Covid-19: not just bad news

Covid-19 has been utterly horrific for humankind and the economy (both here in South Africa and globally too). But it’s not ALL bad …

I’ve just read an article about old people who are dying alone in Spain. Their bodies are being discovered by the military. In some cases, they have been abandoned by their caregivers. In others, they lived alone.

I cried as I read that story – because I could visualise them battling to breathe and then not being able to breathe at all. It must be terrifying to face that alone. I honestly cannot imagine anything worse.

The coronavirus world in which we live is sadly full of these horror stories. This is indeed a dreadful time for mankind. But I decided that, amid all this doom and gloom, I just had to write about something positive. And, incredibly, there are some positive stories to have come out of Covid-19. Yes, really …

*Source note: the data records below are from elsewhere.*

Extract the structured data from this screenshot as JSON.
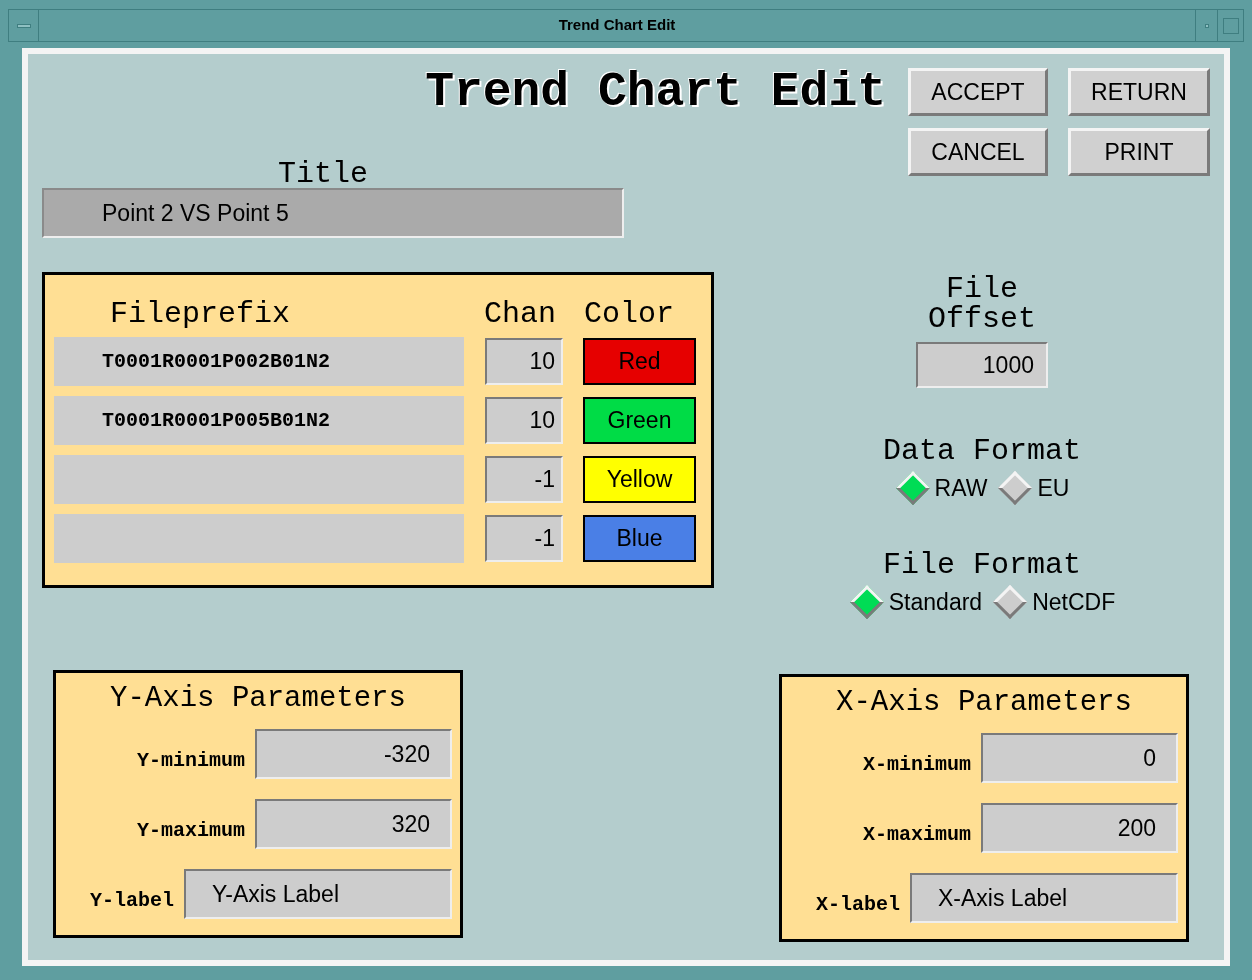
{
  "window": {
    "title": "Trend Chart Edit"
  },
  "heading": "Trend Chart Edit",
  "buttons": [
    {
      "label": "ACCEPT"
    },
    {
      "label": "RETURN"
    },
    {
      "label": "CANCEL"
    },
    {
      "label": "PRINT"
    }
  ],
  "title_field": {
    "label": "Title",
    "value": "Point 2 VS Point 5"
  },
  "channels": {
    "headers": [
      "Fileprefix",
      "Chan",
      "Color"
    ],
    "rows": [
      {
        "fileprefix": "T0001R0001P002B01N2",
        "chan": "10",
        "color_label": "Red",
        "color": "#e60000"
      },
      {
        "fileprefix": "T0001R0001P005B01N2",
        "chan": "10",
        "color_label": "Green",
        "color": "#00dc46"
      },
      {
        "chan": "-1",
        "color_label": "Yellow",
        "color": "#ffff00"
      },
      {
        "chan": "-1",
        "color_label": "Blue",
        "color": "#4a7fe6"
      }
    ]
  },
  "file_offset": {
    "label_lines": [
      "File",
      "Offset"
    ],
    "value": "1000"
  },
  "data_format": {
    "label": "Data Format",
    "options": [
      {
        "label": "RAW",
        "selected": true
      },
      {
        "label": "EU",
        "selected": false
      }
    ]
  },
  "file_format": {
    "label": "File Format",
    "options": [
      {
        "label": "Standard",
        "selected": true
      },
      {
        "label": "NetCDF",
        "selected": false
      }
    ]
  },
  "y_axis": {
    "title": "Y-Axis Parameters",
    "fields": [
      {
        "label": "Y-minimum",
        "value": "-320"
      },
      {
        "label": "Y-maximum",
        "value": "320"
      },
      {
        "label": "Y-label",
        "value": "Y-Axis Label"
      }
    ]
  },
  "x_axis": {
    "title": "X-Axis Parameters",
    "fields": [
      {
        "label": "X-minimum",
        "value": "0"
      },
      {
        "label": "X-maximum",
        "value": "200"
      },
      {
        "label": "X-label",
        "value": "X-Axis Label"
      }
    ]
  }
}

One is the fact that I’ve never experienced a greater level of caring amongst the people I know. Instead of rushing to the shopping malls and eating out, we are now finding time to cherish people. I have long had what I call a “care list”. It contains the names of people who I know who are going through a rough time – I have a very dear friend in America, for instance, who was recently diagnosed with stage four cancer. I have another very dear friend who recently had her heart broken. Both of those people are on my “care list” – along with many others. I have always consulted it regularly – and then contacted those people. But, since the advent of the coronavirus, I’ve had more time to do that – since I haven’t been filling my days with irrelevant stuff. This is a good thing, I think.

There is another more tangible benefit of Covid-19. I’m referring to the massively positive effect of this virus on our environment. As we all know, airlines have either stopped flying or have reduced their flights dramatically. Many businesses have closed (sadly, some of them, permanently). This has meant that carbon emissions are lower than they’ve been in a really long time. According to the BBC, compared with this time last year, levels of pollution in New York have reduced by nearly 50 percent because of measures to contain the virus.

Other environmental benefits, according to the broadcaster, include:

• A 25 percent reduction in emissions in China at the start of the year;

• A 40 percent reduction in coal use in China in the same period; and

• In Europe, satellite images show nitrogen dioxide (NO2) emissions fading away over northern Italy. A similar story is playing out in Spain and the United Kingdom.

CNBC has also reported substantial environmental benefits. “Canal water in Venice has cleared up without boat traffic. Air pollution in China has plunged amid unprecedented lockdowns. In Thailand and Japan, mobs of monkeys and deer are roaming streets now devoid of tourists,” it notes.

Some people say that we would be mad to get excited about these developments. “This really shouldn’t be seen as a silver lining,” McGill University associate professor and epidemiologist Jill Baumgartner recently told the New York Times. “It’s not a sustainable way to reduce air pollution, and the long-term economic and well-being impacts of this crisis are going to be devastating for many people.”

Others disagree. Stanford University environmental resource economist Marshall Burke believes that the reductions in air pollution in China caused by the coronavirus have saved 20 times more lives in China than have currently been lost directly due to infection with the virus in that country. It would be fair to assume that the same could be true of countries elsewhere.

I don’t know whether the coronavirus will have long-term environmental benefits or not. But, right now, I will grasp whatever good news I can find.

Published by

Charleen Clarke

My friends call me a glomad (a global nomad lest you don’t get it). That’s a particularly apt word, because I am always trawling all corners of the globe, looking for stories. As a result, I have slept in some seriously strange places – on a bed of ice in the Arctic circle, on the floor in a traditional Japanese hotel, on the sand dunes in the Wadi Rum Desert in Jordan … and even on the floor of a Thai cargo ship. Mostly however I tend to sleep on aircraft (if I had a dog, he would bark at me when I eventually come home). I am passionate about trucks, cars, travel, food, wine, people and hugs – so I write about all these things. Except the hugs.
Prev Financial relief during Covid-19
Next Third-rate road safety in developing countries

Leave a comment

This site is protected by reCAPTCHA and the Google Privacy Policy and Terms of Service apply.

Subscribe to our emailer

Don’t miss out on the latest SHEQ news!